The effect of this war has been to breathe new life into NATO. The French are, as always, stand-offish. Macron is no less eager than his predecessors to gain something for France at the expense of its allies, and the Germans are reluctant to fully abandon the illusions that, in the days of Angela Merkel, very nearly made their country a dependency of Russia. Strategic autonomy is their watchword; appeasement is the effectual truth of that aim. But the other nations in the alliance—including the Finns who have joined it and the Swedes who will do so—are now alert and vigilant. In the meantime, the Poles are building a mighty army. The alliance is in better shape than it has been at any time since the mid-1990s, and it owes that health in large part to NATO’s expansion—which is to say, to the presence within it of the former members of the Warsaw Pact, who are less inclined to complacency and accommodation than the Germans and the French.

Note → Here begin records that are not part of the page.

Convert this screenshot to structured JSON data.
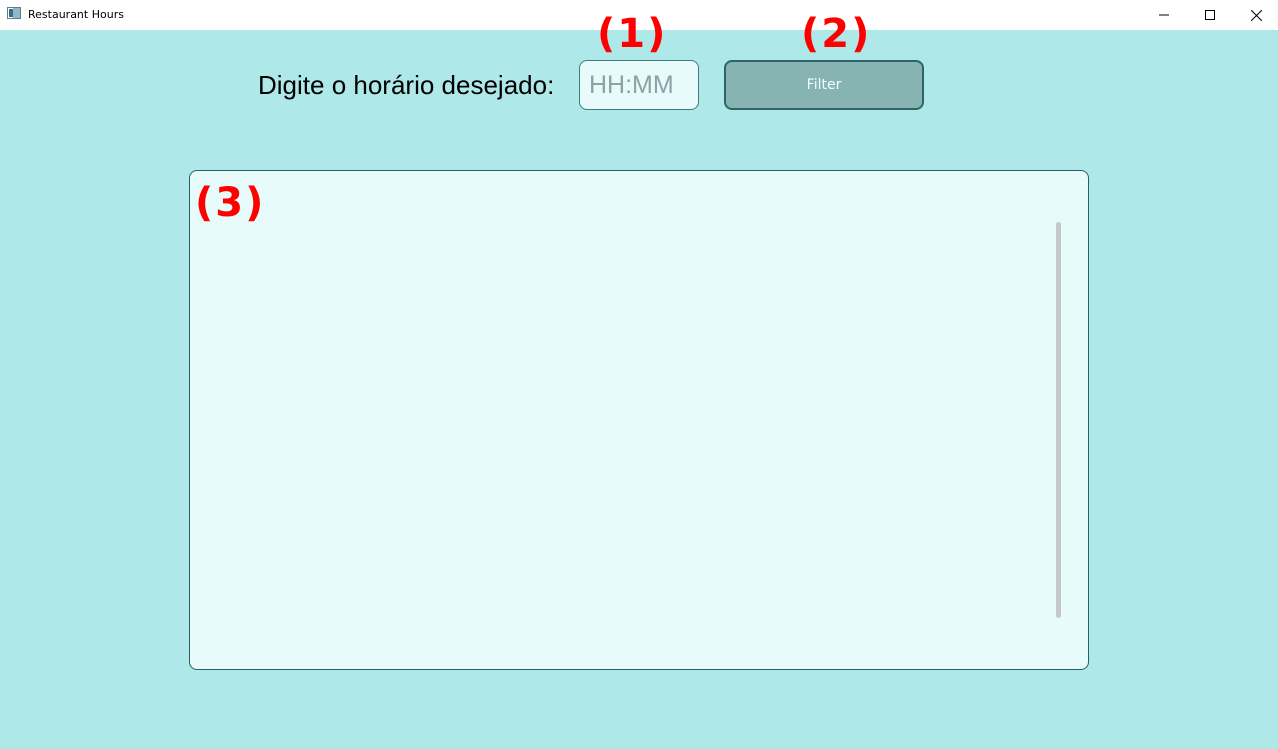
{
  "window": {
    "title": "Restaurant Hours",
    "controls": [
      "minimize-icon",
      "maximize-icon",
      "close-icon"
    ]
  },
  "form": {
    "label": "Digite o horário desejado:",
    "time_input": {
      "value": "",
      "placeholder": "HH:MM"
    },
    "filter_button_label": "Filter"
  },
  "results": {
    "items": []
  },
  "annotations": {
    "one": "(1)",
    "two": "(2)",
    "three": "(3)"
  },
  "colors": {
    "background": "#aee8e8",
    "panel": "#e8fbfb",
    "button": "#87b3b3",
    "annotation": "#ff0000"
  }
}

One can, of course, cite Turkey as an exception. The rise to power of Recep Tayyip Erdoğan and of the Islamist party that he leads has rekindled the Ottoman ambitions that Mustafa Kemal Atatürk spurned, and his government, in a manner that would put even the French to shame, is intent on exploiting the Ukrainian conflict for its own profit. But the Ottoman delusion will not last. None of the peoples once governed from Constantinople look back on their subjection with nostalgia. In any case, Erdoğan was very nearly defeated in the recent presidential elections; his tenure at the top will soon come to an end; and there will come a time—fairly soon—when the Turks once again begin to think of their country as an extension of Europe.
The only question that remains to be pondered is whether Ukraine should be brought into the NATO alliance. That question will, I think, be answered on the battlefield. If the Ukrainians sustain themselves against their Russian foe—as they are likely to do—bringing them into NATO will contribute mightily to the containment of the one country that is a threat to peace and freedom in Europe. Surely, that is what the Swedes, the Finns, the Poles, the Lithuanians, Latvians, and Estonians, the Moldavians, the Rumanians, and the Czechs want: a well-fortified barrier against Russian expansionism.
A Ukrainian victory might also encourage Chinese sobriety. That is what the Taiwanese think. After all, Xi Jinping is the Chinese Putin; and, though China has had ample experience with defeat in the last two centuries, it, too, “yielded to circumstances” and was never “defeated in spirit.” Had the United States and its allies in Europe and Asia not succumbed to the Wilsonian dream, we would now be in a better relative position. It would be a good thing if Xi Jinping was left wondering whether, if he continues on the path laid out for him, there will be a reckoning awaiting him comparable to the one faced by his Russian counterpart. The resolve displayed by the West in Europe may yield dividends in Asia.